# Search NKS | Online

1 - 10 of 31 for Exp

If instead such variables (say probabilities) get multiplied together what arises is the lognormal distribution
Exp[-(Log[x] - μ ) 2 /(2 σ 2 )]/(Sqrt[2 π ] x σ )
For a wide range of underlying distributions the extreme values in large collections of random variables follow the Fisher–Tippett distribution
Exp[(x - μ )/ β ] Exp[-Exp[(x - μ )/ β ]]/ β
related to the Weibull distribution used in reliability analysis.
For large symmetric matrices with random entries following a distribution with mean 0 and bounded variance the density of normalized eigenvalues tends to Wigner's semicircle law
2Sqrt[1 - x 2 ] UnitStep[1 - x 2 ]/ π
while the distribution of spacings between tends to
1/2( π x)Exp[1/4(- π )x 2 ]
The distribution of largest eigenvalues can often be expressed in terms of Painlevé functions.

The specific form of the continuous generalization of the modulo 2 function used is
λ [x_] := Exp[-10 (x - 1) 2 ] + Exp[-10 (x - 3) 2 ]
Each cell in the system is then updated according to λ [a + c] for rule 90, and λ [a + b + c + b c] for rule 30.

On this page and the ones that follow [ 165 , 166 ] the initial conditions used are u=Exp[-x 2 ] , D[u,t]=0 .

The solution to this equation with an impulse initial condition is Exp[-x 2 /t] , and with a block from -a to a it is (Erf[(a - x)/ √ t ] + Erf[(a + x)/ √ t ])/a .

Fourier transforms
In a typical Fourier transform, one uses basic forms such as Exp[ π r x/n] with r running from 1 to n . … Fourier[data] can be thought of as multiplication by the n × n matrix Array[Exp[2 π #1 #2/n] &, {n, n}, 0] .

Repetition in continuous systems
A standard approach to partial differential equations (PDEs) used for more than a century is so-called linear stability analysis, in which one assumes that small fluctuations around some kind of basic solution can be treated as a superposition of waves of the form Exp[ k x] Exp[ ω t] .

With k colors each giving a string of the same length s the recurrence relation is
Thread[Map[ ϕ [#][t + 1, ω ] &, Range[k] - 1] Apply[Plus, MapIndexed[Exp[ ω (Last[#2] - 1) s t ] ϕ [#1][t, ω ] &, Range[k] - 1 /. rules, {-1}], {1}]/ √ s ]
Some specific properties of the examples shown include:
(a) (Thue–Morse sequence) The spectrum is essentially Nest[Range[2 Length[#]] Join[#, Reverse[#]] &, {1}, t] . … After t steps a continuous approximation to the spectrum is Product[1 - Exp[2 s ω ], {s, t}] , which is an example of a type of product studied by Frigyes Riesz in 1918 in connection with questions about the convergence of trigonometric series. … After t steps a continuous approximation to the spectrum is Product[1 + Exp[3 s 2 ω ], {s, t}] .

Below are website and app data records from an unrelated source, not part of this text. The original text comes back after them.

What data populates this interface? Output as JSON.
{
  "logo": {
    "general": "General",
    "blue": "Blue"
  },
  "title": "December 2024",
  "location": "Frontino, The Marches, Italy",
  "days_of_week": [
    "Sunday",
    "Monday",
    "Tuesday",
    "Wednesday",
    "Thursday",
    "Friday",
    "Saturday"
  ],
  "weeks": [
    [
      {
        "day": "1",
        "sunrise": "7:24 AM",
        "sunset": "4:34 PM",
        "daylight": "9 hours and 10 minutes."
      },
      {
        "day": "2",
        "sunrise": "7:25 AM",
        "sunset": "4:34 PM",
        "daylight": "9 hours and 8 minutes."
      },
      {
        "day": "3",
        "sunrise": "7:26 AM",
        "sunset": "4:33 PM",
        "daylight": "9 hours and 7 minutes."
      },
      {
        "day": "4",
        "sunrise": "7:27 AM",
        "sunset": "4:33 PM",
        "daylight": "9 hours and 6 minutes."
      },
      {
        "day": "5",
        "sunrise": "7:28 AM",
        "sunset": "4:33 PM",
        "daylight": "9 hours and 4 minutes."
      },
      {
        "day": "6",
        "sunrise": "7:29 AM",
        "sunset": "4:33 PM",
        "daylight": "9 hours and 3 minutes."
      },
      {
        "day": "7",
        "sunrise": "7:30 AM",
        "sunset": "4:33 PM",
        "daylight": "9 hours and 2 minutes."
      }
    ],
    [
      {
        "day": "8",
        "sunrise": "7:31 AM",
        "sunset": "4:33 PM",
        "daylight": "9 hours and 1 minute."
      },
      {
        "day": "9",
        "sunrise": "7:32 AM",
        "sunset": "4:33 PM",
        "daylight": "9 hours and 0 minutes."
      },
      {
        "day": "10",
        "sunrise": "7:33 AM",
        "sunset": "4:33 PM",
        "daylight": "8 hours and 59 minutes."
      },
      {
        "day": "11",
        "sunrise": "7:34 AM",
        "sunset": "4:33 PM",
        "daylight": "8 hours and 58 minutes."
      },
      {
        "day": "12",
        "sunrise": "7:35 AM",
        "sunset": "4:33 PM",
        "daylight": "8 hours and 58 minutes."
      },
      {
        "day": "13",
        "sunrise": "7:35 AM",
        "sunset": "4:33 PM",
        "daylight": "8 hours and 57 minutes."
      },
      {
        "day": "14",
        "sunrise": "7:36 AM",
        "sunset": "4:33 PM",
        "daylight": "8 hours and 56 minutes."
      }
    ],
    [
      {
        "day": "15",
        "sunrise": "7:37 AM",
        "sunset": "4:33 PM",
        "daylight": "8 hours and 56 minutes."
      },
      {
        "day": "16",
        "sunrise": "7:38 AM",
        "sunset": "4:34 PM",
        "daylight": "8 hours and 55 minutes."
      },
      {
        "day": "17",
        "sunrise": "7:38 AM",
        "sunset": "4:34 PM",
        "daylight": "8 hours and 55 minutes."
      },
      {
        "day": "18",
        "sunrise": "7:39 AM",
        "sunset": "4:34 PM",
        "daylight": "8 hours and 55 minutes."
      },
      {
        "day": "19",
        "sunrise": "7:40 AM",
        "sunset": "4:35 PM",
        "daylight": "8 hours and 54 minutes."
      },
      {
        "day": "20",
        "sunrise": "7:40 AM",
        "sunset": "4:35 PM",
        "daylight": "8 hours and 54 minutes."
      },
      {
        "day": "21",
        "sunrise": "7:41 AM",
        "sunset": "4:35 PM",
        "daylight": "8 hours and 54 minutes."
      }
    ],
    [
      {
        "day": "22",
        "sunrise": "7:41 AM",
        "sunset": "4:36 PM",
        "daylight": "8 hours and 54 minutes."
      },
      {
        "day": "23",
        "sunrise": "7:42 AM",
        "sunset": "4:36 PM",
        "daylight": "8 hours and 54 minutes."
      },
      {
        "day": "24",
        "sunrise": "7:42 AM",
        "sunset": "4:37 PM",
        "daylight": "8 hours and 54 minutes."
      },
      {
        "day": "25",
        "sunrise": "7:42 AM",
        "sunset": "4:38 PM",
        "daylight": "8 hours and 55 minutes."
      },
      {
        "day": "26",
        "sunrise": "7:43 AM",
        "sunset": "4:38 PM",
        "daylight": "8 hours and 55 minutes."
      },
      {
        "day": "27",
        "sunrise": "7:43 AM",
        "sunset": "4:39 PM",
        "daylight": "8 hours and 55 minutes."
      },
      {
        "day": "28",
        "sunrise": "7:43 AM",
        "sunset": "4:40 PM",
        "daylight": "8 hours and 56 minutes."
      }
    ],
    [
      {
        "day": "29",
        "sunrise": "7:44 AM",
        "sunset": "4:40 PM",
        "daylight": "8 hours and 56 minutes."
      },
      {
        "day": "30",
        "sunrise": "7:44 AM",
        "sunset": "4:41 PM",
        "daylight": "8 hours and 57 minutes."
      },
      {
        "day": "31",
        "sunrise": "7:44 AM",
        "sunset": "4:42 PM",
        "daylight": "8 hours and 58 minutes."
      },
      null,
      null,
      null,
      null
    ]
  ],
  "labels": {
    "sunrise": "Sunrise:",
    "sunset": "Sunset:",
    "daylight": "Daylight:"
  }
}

Mathematical impossibilities
It is sometimes said that in the 1800s problems such as trisecting angles, squaring the circle, solving quintics, and integrating functions like Exp[x 2 ] were proved mathematically impossible.

: ExpIntegralEi[1] - EulerGamma .

[Examples of] short computations
Some properties include:
(a) The regions are bounded by the hyperbolas x y Exp[n/2] for successive integers n .